§ **EXERCISE REQUIREMENTS**
Lines below that hold the word "highlighted" must be copied in full.

····················

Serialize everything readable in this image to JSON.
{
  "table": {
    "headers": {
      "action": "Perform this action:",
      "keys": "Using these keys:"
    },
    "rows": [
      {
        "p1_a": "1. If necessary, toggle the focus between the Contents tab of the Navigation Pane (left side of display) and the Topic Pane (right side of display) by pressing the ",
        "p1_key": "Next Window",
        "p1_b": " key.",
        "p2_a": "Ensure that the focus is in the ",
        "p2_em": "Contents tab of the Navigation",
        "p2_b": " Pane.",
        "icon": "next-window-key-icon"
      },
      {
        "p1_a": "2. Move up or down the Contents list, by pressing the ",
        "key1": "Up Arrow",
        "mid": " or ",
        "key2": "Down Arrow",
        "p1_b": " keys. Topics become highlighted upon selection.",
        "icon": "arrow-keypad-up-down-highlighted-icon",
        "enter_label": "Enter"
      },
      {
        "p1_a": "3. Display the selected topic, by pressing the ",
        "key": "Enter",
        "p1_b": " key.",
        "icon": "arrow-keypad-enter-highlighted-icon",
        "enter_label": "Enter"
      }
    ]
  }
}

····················

§ **SOLUTION BELOW**
        "p1_b": " keys. Topics become highlighted upon selection.",
        "icon": "arrow-keypad-up-down-highlighted-icon",
        "icon": "arrow-keypad-enter-highlighted-icon",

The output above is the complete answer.